• DATA TO PROCESS

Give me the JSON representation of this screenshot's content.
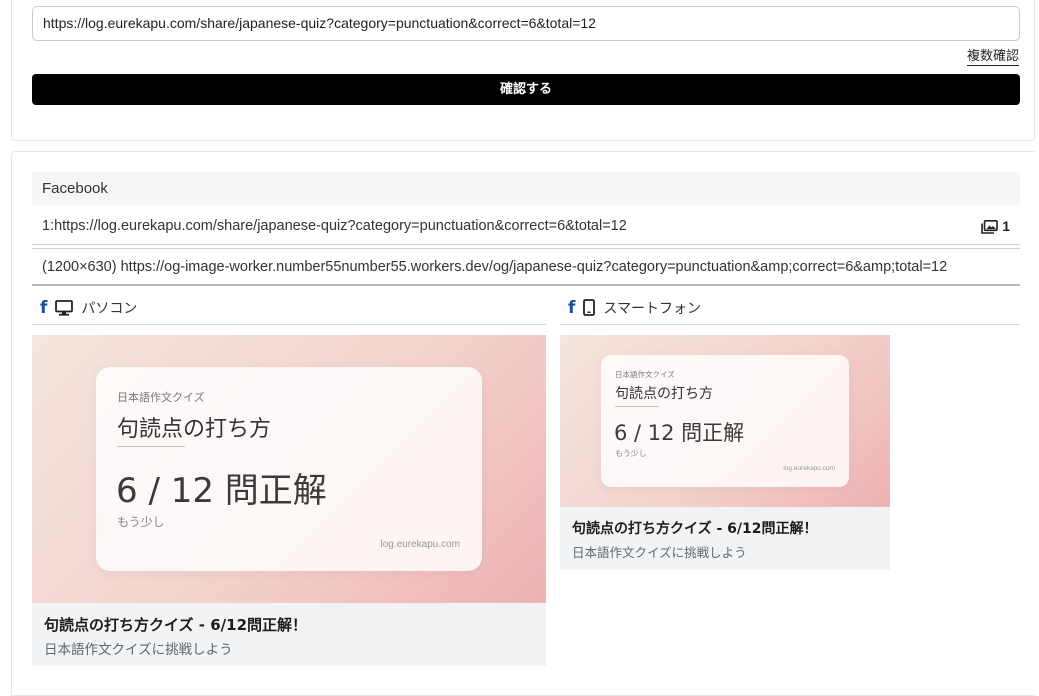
{
  "form": {
    "url_value": "https://log.eurekapu.com/share/japanese-quiz?category=punctuation&correct=6&total=12",
    "multi_confirm_label": "複数確認",
    "confirm_button_label": "確認する"
  },
  "facebook": {
    "section_title": "Facebook",
    "url_row": "1:https://log.eurekapu.com/share/japanese-quiz?category=punctuation&correct=6&total=12",
    "image_count": "1",
    "image_row": "(1200×630) https://og-image-worker.number55number55.workers.dev/og/japanese-quiz?category=punctuation&amp;correct=6&amp;total=12",
    "desktop_label": "パソコン",
    "mobile_label": "スマートフォン",
    "og": {
      "category": "日本語作文クイズ",
      "title": "句読点の打ち方",
      "score": "6 / 12 問正解",
      "sub": "もう少し",
      "domain": "log.eurekapu.com"
    },
    "caption_title": "句読点の打ち方クイズ - 6/12問正解！",
    "caption_desc": "日本語作文クイズに挑戦しよう"
  },
  "colors": {
    "facebook_blue": "#1a4fa0",
    "button_black": "#000000",
    "caption_bg": "#f2f3f5"
  },
  "icons": {
    "facebook": "facebook-icon",
    "desktop": "monitor-icon",
    "mobile": "smartphone-icon",
    "images": "images-icon"
  }
}
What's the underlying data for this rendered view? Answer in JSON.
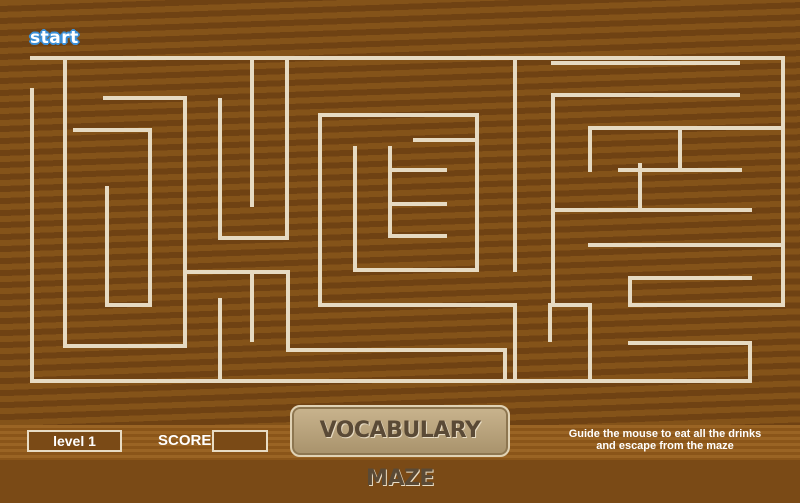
{
  "game": {
    "start_label": "start",
    "level_label": "level 1",
    "score_label": "SCORE",
    "score_value": "",
    "title": "VOCABULARY MAZE",
    "instructions_line1": "Guide the mouse to eat all the drinks",
    "instructions_line2": "and escape from the maze"
  },
  "colors": {
    "background_dark": "#6f4213",
    "background_light": "#845319",
    "maze_wall": "#e6dac2",
    "start_outline": "#3a8fd8",
    "title_badge": "#b8a27b"
  }
}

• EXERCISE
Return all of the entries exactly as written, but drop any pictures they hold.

• RESULT FOR THIS TASK
Give me the JSON representation of this screenshot's content.
{
  "form": {
    "url_value": "https://log.eurekapu.com/share/japanese-quiz?category=punctuation&correct=6&total=12",
    "multi_confirm_label": "複数確認",
    "confirm_button_label": "確認する"
  },
  "facebook": {
    "section_title": "Facebook",
    "url_row": "1:https://log.eurekapu.com/share/japanese-quiz?category=punctuation&correct=6&total=12",
    "image_count": "1",
    "image_row": "(1200×630) https://og-image-worker.number55number55.workers.dev/og/japanese-quiz?category=punctuation&amp;correct=6&amp;total=12",
    "desktop_label": "パソコン",
    "mobile_label": "スマートフォン",
    "og": {
      "category": "日本語作文クイズ",
      "title": "句読点の打ち方",
      "score": "6 / 12 問正解",
      "sub": "もう少し",
      "domain": "log.eurekapu.com"
    },
    "caption_title": "句読点の打ち方クイズ - 6/12問正解！",
    "caption_desc": "日本語作文クイズに挑戦しよう"
  },
  "colors": {
    "facebook_blue": "#1a4fa0",
    "button_black": "#000000",
    "caption_bg": "#f2f3f5"
  },
  "icons": {
    "facebook": "facebook-icon",
    "desktop": "monitor-icon",
    "mobile": "smartphone-icon",
    "images": "images-icon"
  }
}
What's the underlying data for this rendered view? Answer in JSON.
{
  "game": {
    "start_label": "start",
    "level_label": "level 1",
    "score_label": "SCORE",
    "score_value": "",
    "title": "VOCABULARY MAZE",
    "instructions_line1": "Guide the mouse to eat all the drinks",
    "instructions_line2": "and escape from the maze"
  },
  "colors": {
    "background_dark": "#6f4213",
    "background_light": "#845319",
    "maze_wall": "#e6dac2",
    "start_outline": "#3a8fd8",
    "title_badge": "#b8a27b"
  }
}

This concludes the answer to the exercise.